Motion captures: William Kentridge at the Royal Academy of Arts, London

As I write, there is just under a fortnight left – including two weekends – to see the Royal Academy’s retrospective of South African artist William Kentridge. I urge you to go if you can. Kentridge also directs and stages opera, and it’s thanks to English National Opera (‘ENO’) that I first encountered his work….

Organised K-os: ‘Hallyu! – The Korean Wave’, V&A, London

‘Hallyu’ – the eye-catching title of this big-ticket exhibition at London’s Victoria & Albert Museum (‘V&A’) – translates as ‘Korean wave’, the phrase used to describe Korean culture’s steady rise to prominence over the last 25 years or so. Informed by a K-pop aesthetic, it’s a heady, day-glo, assault-on-the-senses experience. Throw yourself into it and…

Sound and visions: Sean Shibe, ‘Lost & Found’

The latest album from Sean Shibe is original and rewarding; inspired and inspirational. And the more I play it, the more it also feels like a game-changer, the kind of release that could challenge any preconceptions about the instrument featured and open new avenues of writing and recording for it. * For those unfamiliar, Shibe…

Lightbulb moments: Cornelia Parker at Tate Britain

The exploding shed is probably the image familiar to most. But the joy of seeing so much of Cornelia Parker’s work all in one place shows just how consistently she has sought to reach the heart of the (subject) matter by systematically taking it apart or changing its form – violently or otherwise. * The…

Jollymath: Bill Bailey at the Royal Opera House

There is a huge range of skills at play here. And the way he weaves them all together into something resembling a whole is bewilderingly deft. But that said – you could probably describe Bill Bailey as having the one, key superpower: an ability to make a large group of strangers blissfully, almost deliriously happy…

Get ‘Carta’: Xuefei Yang, Royal Liverpool Philharmonic Orchestra, Clark Rundell perform the works of John Brunning

This is an elegant, ravishing album. On first encounter, it might place you firmly in a ‘traditional’ British orchestral soundworld, and lovers of that heritage should investigate this without hesitation. However, there are mysteries and idiosyncrasies waiting to be discovered on further listens – and no wonder, given Xuefei Yang’s distinctive brilliance and composer John…

Apart songs: Carolyn Sampson & Kristian Bezuidenhout, ‘Trennung’

Given the musicians involved, it should come as no surprise to learn that ‘Trennung’ is an immaculately crafted and beautifully performed album. But it’s also an unusual record, turning up at the party dressed as a recital disc, but as time goes on, revealing more and more of its unique character. It’s a considerable sonic…

Spear pressure: ‘Parsifal’, Opera North

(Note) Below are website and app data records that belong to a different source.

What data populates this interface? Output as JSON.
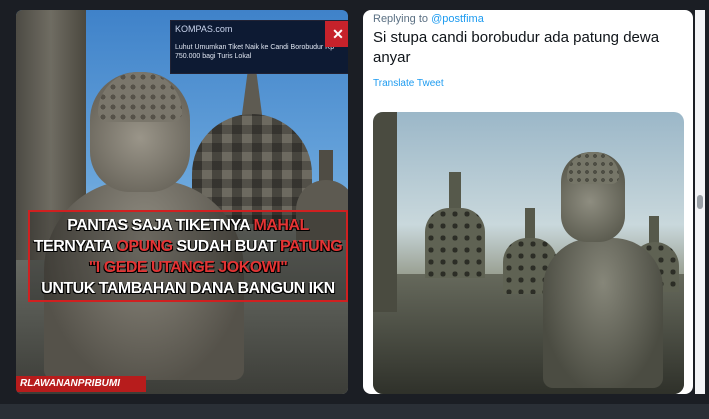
{
  "left_meme": {
    "news_thumbnail": {
      "site": "KOMPAS.com",
      "headline": "Luhut Umumkan Tiket Naik ke Candi Borobudur Rp 750.000 bagi Turis Lokal"
    },
    "caption": {
      "line1_prefix": "PANTAS SAJA TIKETNYA ",
      "line1_highlight": "MAHAL",
      "line2_prefix": "TERNYATA ",
      "line2_highlight1": "OPUNG",
      "line2_middle": " SUDAH BUAT ",
      "line2_highlight2": "PATUNG",
      "line3_highlight": "\"I GEDE UTANGE JOKOWI\"",
      "line4": "UNTUK TAMBAHAN DANA BANGUN IKN"
    },
    "watermark": "RLAWANANPRIBUMI",
    "colors": {
      "highlight": "#e43434",
      "border": "#d02020"
    }
  },
  "tweet": {
    "replying_label": "Replying to ",
    "replying_handle": "@postfima",
    "text": "Si stupa candi borobudur ada patung dewa anyar",
    "translate_label": "Translate Tweet",
    "link_color": "#1d9bf0"
  }
}
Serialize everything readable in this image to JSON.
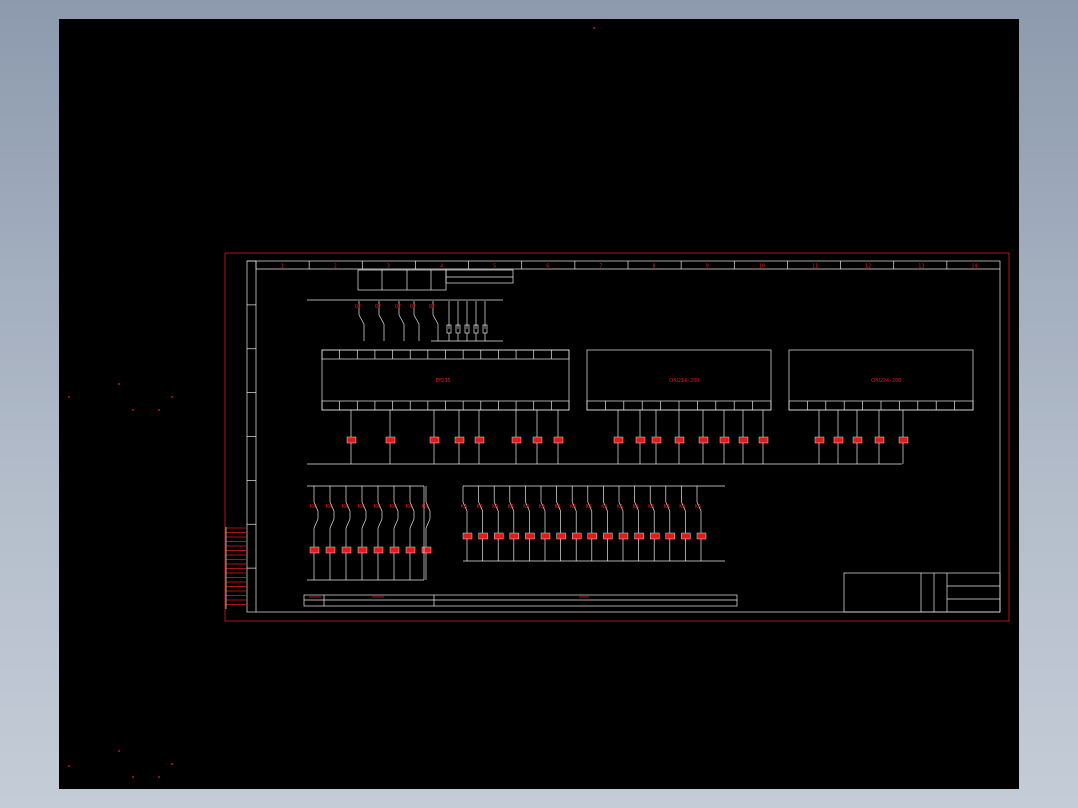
{
  "theme": {
    "background": "#000000",
    "line_red": "#e21a1a",
    "line_white": "#e8e8e8",
    "desktop": "#9aa6b8"
  },
  "drawing": {
    "column_numbers": [
      "1",
      "2",
      "3",
      "4",
      "5",
      "6",
      "7",
      "8",
      "9",
      "10",
      "11",
      "12",
      "13",
      "14"
    ],
    "module_labels": [
      "EM235",
      "CPU214-200",
      "CPU224-200"
    ],
    "header_block": [
      "FU1",
      "FU2",
      "FU3"
    ]
  }
}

‘Here is where time becomes space’: this is one of the most famous – and mysterious – quotes from Wagner’s final opera, ‘Parsifal’, which at its best can make that scientific impossibility seem real. Unhurried, epic storytelling punctuated with moments of overwhelming beauty or horror that somehow transcend a mere auditorium in what feels like…

(P)review: African Concert Series update

A quick look backward and forward: into the recent past, recalling my most recent visit to an African Concert Series event, and ahead, to let you know about theilr upcoming events. * I collected a new venue in mid-May, on my first encounter with the Africa Centre, slightly hidden away (especially at the moment, thanks…